‘Tucumcari time’ confuses editor

TV Hagenah

The other day I was talking on the phone to a young man who grew up in Tucumcari and had recently returned home from college. I wanted to arrange a meeting with him so I could take a photograph for a story I was doing, and I asked him to come by the office for the picture.

“What time do you want me there?” he asked.

“How does 1 p.m. sound?

As I remember, it was right about here that I started to get confused because he answered, “Is that ‘real time’ or ‘Tucumcari time’?”

Now, usually I can get past setting the time for an interview before I get totally lost during a conversation. My wife has recently contended that it is my age coming out that makes me incapable of handling complex mental problems, like chewing gum and walking at the same time.

I haven’t the heart to tell her that the last time I was able to do those two skills simultaneously was when I was nine.
I have a terrible fear that a long-time inability to walk and chew gum at the same time may well be grounds for divorce in New Mexico, so I am trying to keep this from her as long as possible.

Getting back to the conversation with the college student. With my incredibly quick wit and lightning mental reflexes, I responded to his question with, “Huh?” (I have long been known for my rapier-like repartee).

“Real time or Tucumcari time? he asked again.

This time I responded with a “ahhh?” I did not want to waste such quick responses like “huh?” twice in the same conversation.

“You haven’t lived here very long. Have you?” he asked knowingly.

“How can you tell?” I asked fearing it was because I was wearing two-toned wingtips with a tie-dyed tee shirt that read “Free Captain Kangaroo” and a pair of lime green polyester bell bottoms. I know these things are subtle clues, but college kids are smart these days, even on the phone.

“You haven’t figured out the time difference yet. Have you?” he said.

“Time difference?”

I figured if I repeated what he said for a while, he wouldn’t know I was completely lost for maybe two or three minutes if I were lucky.

“You see,” he explained, “if the clock says 1 p.m., real time, then you add 35 minutes to it for Tucumcari time. So if you have a meeting, say at 3 p.m. then you know that no one will even think about getting there before 3:35.”

“Wow,” I said with knowledge about to dawn. “That explains why I’m always standing around for about 30 minutes when I go some place for meetings and interviews. Where did you learn this?”

“Well,” he said in a sage voice, “I never really realized it until I went away to college.

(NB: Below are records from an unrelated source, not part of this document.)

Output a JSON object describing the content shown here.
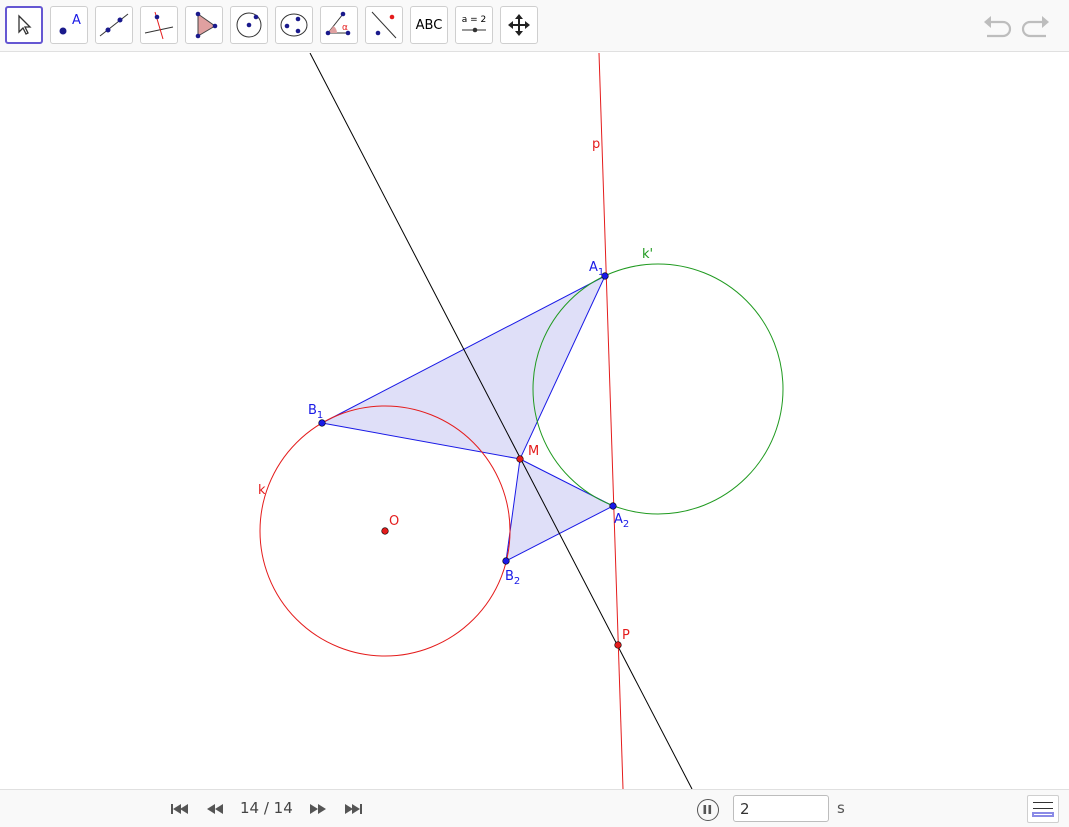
{
  "toolbar": {
    "tools": [
      {
        "name": "move-tool"
      },
      {
        "name": "point-tool",
        "label": "A"
      },
      {
        "name": "line-tool"
      },
      {
        "name": "perpendicular-line-tool"
      },
      {
        "name": "polygon-tool"
      },
      {
        "name": "circle-center-point-tool"
      },
      {
        "name": "conic-tool"
      },
      {
        "name": "angle-tool",
        "label": "α"
      },
      {
        "name": "reflect-tool"
      },
      {
        "name": "text-tool",
        "label": "ABC"
      },
      {
        "name": "slider-tool",
        "label": "a = 2"
      },
      {
        "name": "move-graphics-view-tool"
      }
    ],
    "undo_icon": "undo-icon",
    "redo_icon": "redo-icon"
  },
  "graphics": {
    "colors": {
      "red": "#e41c1c",
      "blue": "#1919e6",
      "green": "#209a20",
      "black": "#000000",
      "fill": "#dcdcf7"
    },
    "labels": {
      "p": "p",
      "k_prime": "k'",
      "k": "k",
      "A1_main": "A",
      "A1_sub": "1",
      "A2_main": "A",
      "A2_sub": "2",
      "B1_main": "B",
      "B1_sub": "1",
      "B2_main": "B",
      "B2_sub": "2",
      "M": "M",
      "O": "O",
      "P": "P"
    }
  },
  "bottombar": {
    "step_counter": "14 / 14",
    "speed_value": "2",
    "speed_unit": "s",
    "nav_icons": [
      "first-step-icon",
      "previous-step-icon",
      "next-step-icon",
      "last-step-icon"
    ],
    "pause_icon": "pause-icon",
    "algebra_icon": "algebra-view-icon"
  }
}
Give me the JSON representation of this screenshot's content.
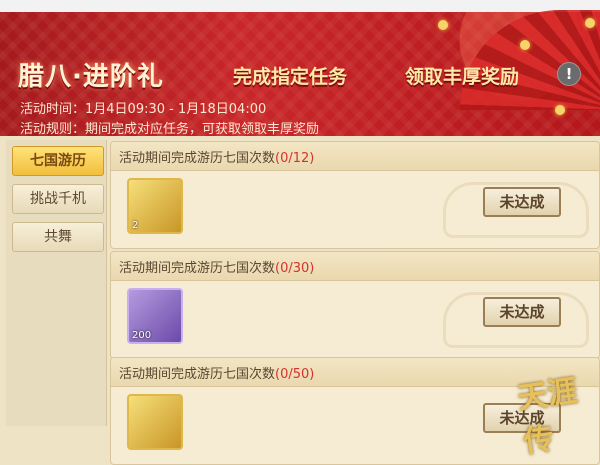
{
  "banner": {
    "title": "腊八·进阶礼",
    "subtitle_1": "完成指定任务",
    "subtitle_2": "领取丰厚奖励",
    "info_icon": "!",
    "time_text": "活动时间：1月4日09:30 - 1月18日04:00",
    "rule_text": "活动规则：期间完成对应任务，可获取领取丰厚奖励"
  },
  "tabs": [
    {
      "label": "七国游历",
      "active": true
    },
    {
      "label": "挑战千机",
      "active": false
    },
    {
      "label": "共舞",
      "active": false
    }
  ],
  "tasks": [
    {
      "desc": "活动期间完成游历七国次数",
      "progress": "(0/12)",
      "item_icon": "gold-token-icon",
      "item_count": "2",
      "status": "未达成"
    },
    {
      "desc": "活动期间完成游历七国次数",
      "progress": "(0/30)",
      "item_icon": "purple-emblem-icon",
      "item_count": "200",
      "status": "未达成"
    },
    {
      "desc": "活动期间完成游历七国次数",
      "progress": "(0/50)",
      "item_icon": "gold-token-icon",
      "item_count": "",
      "status": "未达成"
    }
  ],
  "logo_text": "天涯传"
}
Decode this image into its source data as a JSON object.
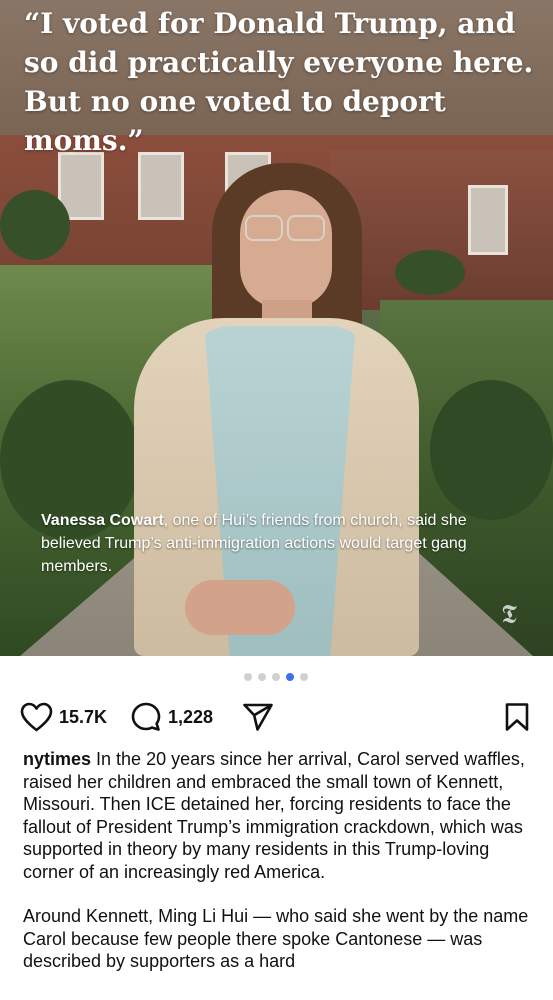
{
  "slide": {
    "headline": "“I voted for Donald Trump, and so did practically everyone here. But no one voted to deport moms.”",
    "caption_name": "Vanessa Cowart",
    "caption_text": ", one of Hui’s friends from church, said she believed Trump’s anti-immigration actions would target gang members.",
    "watermark_icon": "nyt-t-logo-icon"
  },
  "carousel": {
    "total": 5,
    "active_index": 3,
    "active_color": "#3f6ef0",
    "inactive_color": "#d0d0d0"
  },
  "actions": {
    "likes": "15.7K",
    "comments": "1,228",
    "icons": [
      "heart-icon",
      "comment-icon",
      "share-icon",
      "bookmark-icon"
    ]
  },
  "post": {
    "username": "nytimes",
    "paragraph1": " In the 20 years since her arrival, Carol served waffles, raised her children and embraced the small town of Kennett, Missouri. Then ICE detained her, forcing residents to face the fallout of President Trump’s immigration crackdown, which was supported in theory by many residents in this Trump-loving corner of an increasingly red America.",
    "paragraph2": "Around Kennett, Ming Li Hui — who said she went by the name Carol because few people there spoke Cantonese — was described by supporters as a hard"
  }
}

I would arrive on Tucumcari time and classes would be started or meetings would be over, and then I finally understood.”

“Wow,” I said once again, “this is going to save me a lot of time. Just tonight I have to take pictures of a basketball game in Santa Rosa at 6 p.m. and now I know not to go until 35 minutes later than I was told.”

“Ahh..,no” he said interrupting my musings.

“No?” I was back to repeating again.

“No, you see, you can’t measure ‘Santa Rosa time’ in minutes. You have to do that in days.”